Yes, C++ is a tool where you had the less chance of stepping on your own foot. When when it happened, it explodes. Take for example to use of pointers. C++ is one of the language where you have to handle memory management in a careful way. Unlike C#, which is a managed language, C++'s memory handling are 100% dependent on the coder. One pointer get out of hand/leaked, it really jeopardize the whole software.

However, the advances in C++ really do take care about this problem. But in the language itself but rather the implementation of libraries. Take for example shared pointer, auto pointer, unique pointer, etc; they are not part of the C++ standard library. This rather gives a different perception on the C++ language.

And when you think you are familiar with the syntax of C++, then come some weird syntax when you read other people's code. One of the recent code I found amaze is from boost::program_options.

foo.bar().("foo")("bar")("baz");

...is totally a valid syntax. Never in my life I do encounter this syntax; concatenating parenthesis?

 Which now brings the topic of boost. I may not get exposed to many library out there, but boost is one of the libraries that bring a lot of my attention to it. For one, many of boost libraries get into the standard library, which make this one of the interesting factor.

Not only boost provides the functionality, it really revolutionize the C++ language. As the founder of C++ language says, C++ is a multi-paradigm language which supports objects, polymorphism and generic programming; boost brings this concept to use and brings it to another level of programming language.
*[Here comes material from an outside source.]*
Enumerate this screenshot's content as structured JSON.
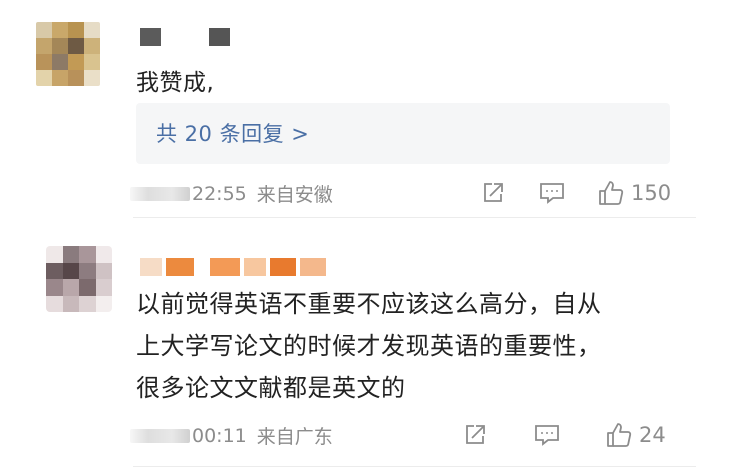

For one, using the library is easy, but understanding the library usage syntactically would be a challenge. Like once I heard, boost is a library that lives on template magic and it is hard to use.

Another boost library that is noteworthy is Spirit. This library uses the operator overloading extensively to create a domain embedded specific language. In short, they create their own programming language from the C++ programming language. The programming language they created is used as a parser generator. In short, a coding that parses code.

In the end of the day, understanding C++ squeezes the mind. Not only it is multi-paradigm, they way the language usage can be extended to do so much more. And why I have the need to know? Who knows why.


Tuesday, March 4, 2014

Penang Sungai Dua in One Shot

It is been a while that I have done photo shooting (personally, I won't call it photography because I am still lack of the professionalism). I still remember the days back in diploma study in Kuala Lumpur, I walk around taking shots with a Nikon Coolpix digital compact.

Nevertheless, recently I have purchased a digital SLR, which I reckon as a good investment for nicely done photoshooting, and perhaps to build my interests and skills in it :p

This is a preview of a shot of Sungai Dua in Penang Island. And perhaps this is a time to revive my DeviantArt account. I would appreciate if readers would view the image in DeviantArt. Thanks a bunch.


Once Upon A Night At Sungai Dua by temporary40 on deviantART

Friday, February 7, 2014

Scattering of Light and Earth's Shadow

Once I watched a video about the wonder of teaching physics, it amazes me how the simple matters in our life can be explained in physics.

Why does rainbow forms and why the sunset is red; are some questions that can be simply explained to children, but somehow, the underlying answer can be so much interesting.

Professor Walter Lewin in this lecture [link] talks about all these.

But this is not the matter I would like to talk about.

I was fortunate to board a plane that flew during the hours of sunset. The experience was amazing.

Scattering of light

The picture above shows the phenomenon of light scattering. Light which comes from the sun is white. And whenever it hit a particle, the light will scatter. The chances of scattering are dependent on the wave length. Blue light has the highest chance. Therefore, this is reason we have blue sky.

The section in the middle of the picture has white-reddish color. This is because, the sun is very low in the horizon, and because the amount of air is massive, all the blue lights have been scattered off. Thus, we have red sunset.

Earth's shadow
This is also another phenomenon caused by the Earth being round. Parts of Earth casts shadow on itself, creating this wonderful image.